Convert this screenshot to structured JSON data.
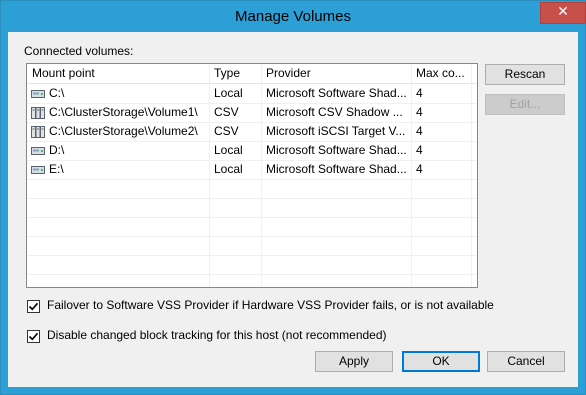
{
  "window": {
    "title": "Manage Volumes",
    "close_glyph": "✕"
  },
  "volumes": {
    "label": "Connected volumes:",
    "columns": [
      {
        "label": "Mount point"
      },
      {
        "label": "Type"
      },
      {
        "label": "Provider"
      },
      {
        "label": "Max co..."
      }
    ],
    "rows": [
      {
        "icon": "disk-icon",
        "mount": "C:\\",
        "type": "Local",
        "provider": "Microsoft Software Shad...",
        "max": "4"
      },
      {
        "icon": "cluster-volume-icon",
        "mount": "C:\\ClusterStorage\\Volume1\\",
        "type": "CSV",
        "provider": "Microsoft CSV Shadow ...",
        "max": "4"
      },
      {
        "icon": "cluster-volume-icon",
        "mount": "C:\\ClusterStorage\\Volume2\\",
        "type": "CSV",
        "provider": "Microsoft iSCSI Target V...",
        "max": "4"
      },
      {
        "icon": "disk-icon",
        "mount": "D:\\",
        "type": "Local",
        "provider": "Microsoft Software Shad...",
        "max": "4"
      },
      {
        "icon": "disk-icon",
        "mount": "E:\\",
        "type": "Local",
        "provider": "Microsoft Software Shad...",
        "max": "4"
      }
    ]
  },
  "side_buttons": {
    "rescan": "Rescan",
    "edit": "Edit..."
  },
  "options": {
    "failover": {
      "label": "Failover to Software VSS Provider if Hardware VSS Provider fails, or is not available",
      "checked": true
    },
    "disable_cbt": {
      "label": "Disable changed block tracking for this host (not recommended)",
      "checked": true
    }
  },
  "footer": {
    "apply": "Apply",
    "ok": "OK",
    "cancel": "Cancel"
  },
  "colors": {
    "titlebar": "#2b9fd6",
    "close": "#c7504b",
    "accent": "#0078d7"
  }
}
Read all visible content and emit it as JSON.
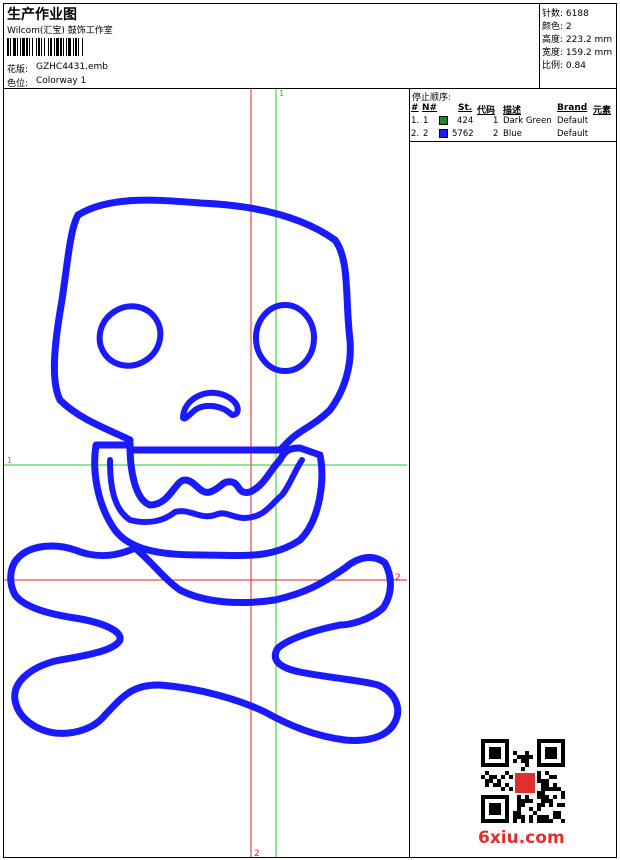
{
  "header": {
    "title": "生产作业图",
    "company": "Wilcom(汇宝) 鼓饰工作室",
    "design_label": "花版:",
    "design_value": "GZHC4431.emb",
    "colorway_label": "色位:",
    "colorway_value": "Colorway 1"
  },
  "info": {
    "stitches_label": "针数:",
    "stitches_value": "6188",
    "colors_label": "颜色:",
    "colors_value": "2",
    "height_label": "高度:",
    "height_value": "223.2 mm",
    "width_label": "宽度:",
    "width_value": "159.2 mm",
    "scale_label": "比例:",
    "scale_value": "0.84"
  },
  "stop_sequence": {
    "title": "停止顺序:",
    "columns": [
      "#",
      "N#",
      "St.",
      "代码",
      "描述",
      "Brand",
      "元素"
    ],
    "rows": [
      {
        "idx": "1.",
        "n": "1",
        "color": "#1a8a1a",
        "stitches": "424",
        "code": "1",
        "desc": "Dark Green",
        "brand": "Default"
      },
      {
        "idx": "2.",
        "n": "2",
        "color": "#1a1aff",
        "stitches": "5762",
        "code": "2",
        "desc": "Blue",
        "brand": "Default"
      }
    ]
  },
  "crosshair": {
    "green_h_label": "1",
    "green_v_label": "1",
    "red_h_label": "2",
    "red_v_label": "2"
  },
  "colors": {
    "stitch_blue": "#1a1aff",
    "guide_green": "#22cc22",
    "guide_red": "#dd2222"
  },
  "watermark": {
    "text": "6xiu.com"
  }
}
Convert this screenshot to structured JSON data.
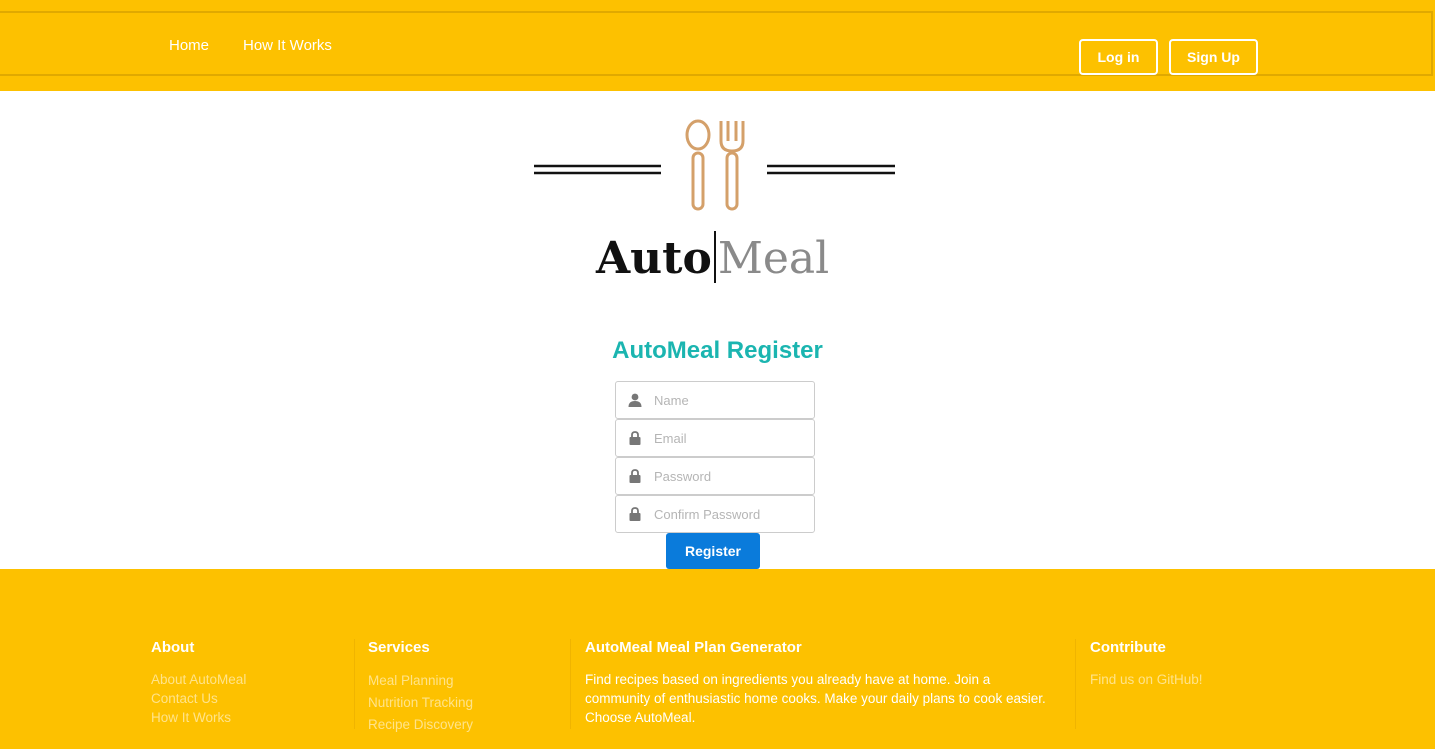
{
  "nav": {
    "home": "Home",
    "how_it_works": "How It Works",
    "login": "Log in",
    "signup": "Sign Up"
  },
  "logo": {
    "part1": "Auto",
    "part2": "Meal"
  },
  "form": {
    "title": "AutoMeal Register",
    "name_placeholder": "Name",
    "email_placeholder": "Email",
    "password_placeholder": "Password",
    "confirm_placeholder": "Confirm Password",
    "register": "Register"
  },
  "footer": {
    "about": {
      "heading": "About",
      "links": [
        "About AutoMeal",
        "Contact Us",
        "How It Works"
      ]
    },
    "services": {
      "heading": "Services",
      "links": [
        "Meal Planning",
        "Nutrition Tracking",
        "Recipe Discovery"
      ]
    },
    "generator": {
      "heading": "AutoMeal Meal Plan Generator",
      "text": "Find recipes based on ingredients you already have at home. Join a community of enthusiastic home cooks. Make your daily plans to cook easier. Choose AutoMeal."
    },
    "contribute": {
      "heading": "Contribute",
      "link": "Find us on GitHub!"
    }
  },
  "colors": {
    "brand_yellow": "#FDC100",
    "title_teal": "#1BB5B0",
    "button_blue": "#0A7BDB",
    "logo_copper": "#D4A06A"
  },
  "icons": {
    "name": "user-icon",
    "email": "lock-icon",
    "password": "lock-icon",
    "confirm": "lock-icon"
  }
}
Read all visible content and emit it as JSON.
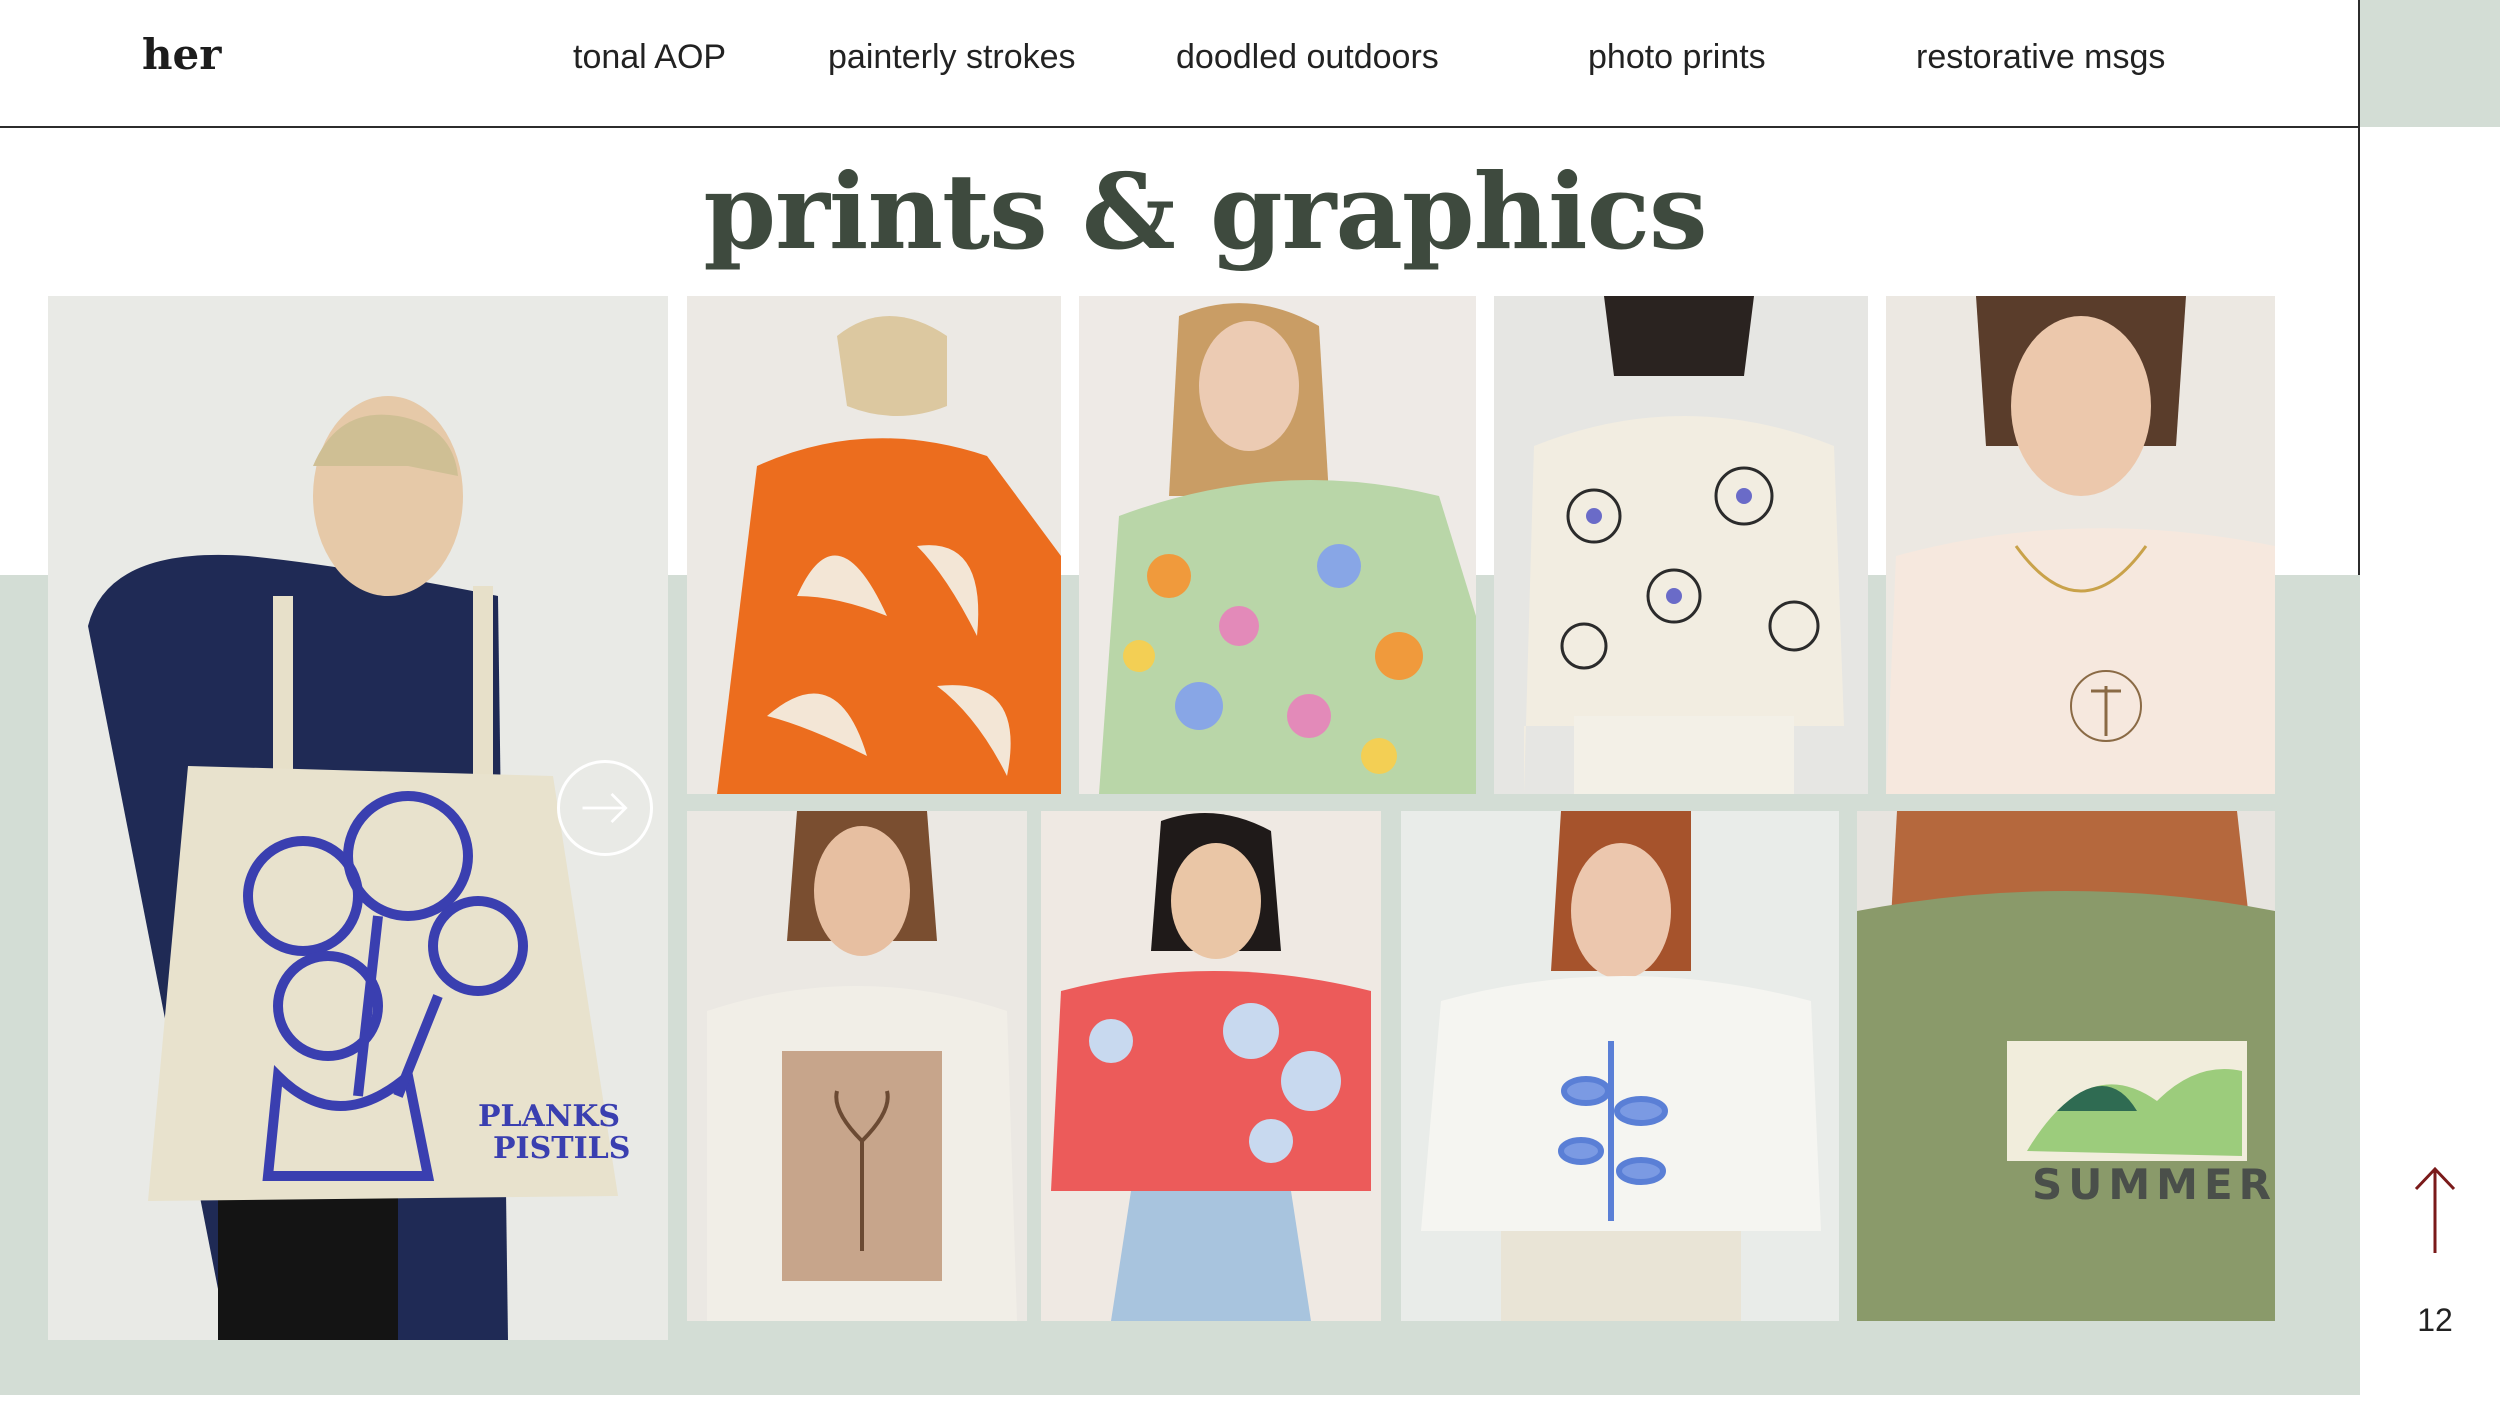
{
  "header": {
    "brand": "her",
    "nav": [
      "tonal AOP",
      "painterly strokes",
      "doodled outdoors",
      "photo prints",
      "restorative msgs"
    ]
  },
  "page": {
    "title": "prints & graphics",
    "page_number": "12"
  },
  "gallery": {
    "tote_text": [
      "PLANKS",
      "PISTILS"
    ],
    "tee_print_text": "SUMMER"
  },
  "colors": {
    "band": "#d3ddd5",
    "title": "#3e4a3e",
    "arrow": "#7a1a1a",
    "tote_ink": "#3a3fb0"
  },
  "icons": {
    "next": "arrow-right-circle-icon",
    "top": "arrow-up-icon"
  }
}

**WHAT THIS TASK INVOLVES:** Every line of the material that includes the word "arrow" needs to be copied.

**SOLVED EXERCISE:**
    "arrow": "#7a1a1a",
    "next": "arrow-right-circle-icon",
    "top": "arrow-up-icon"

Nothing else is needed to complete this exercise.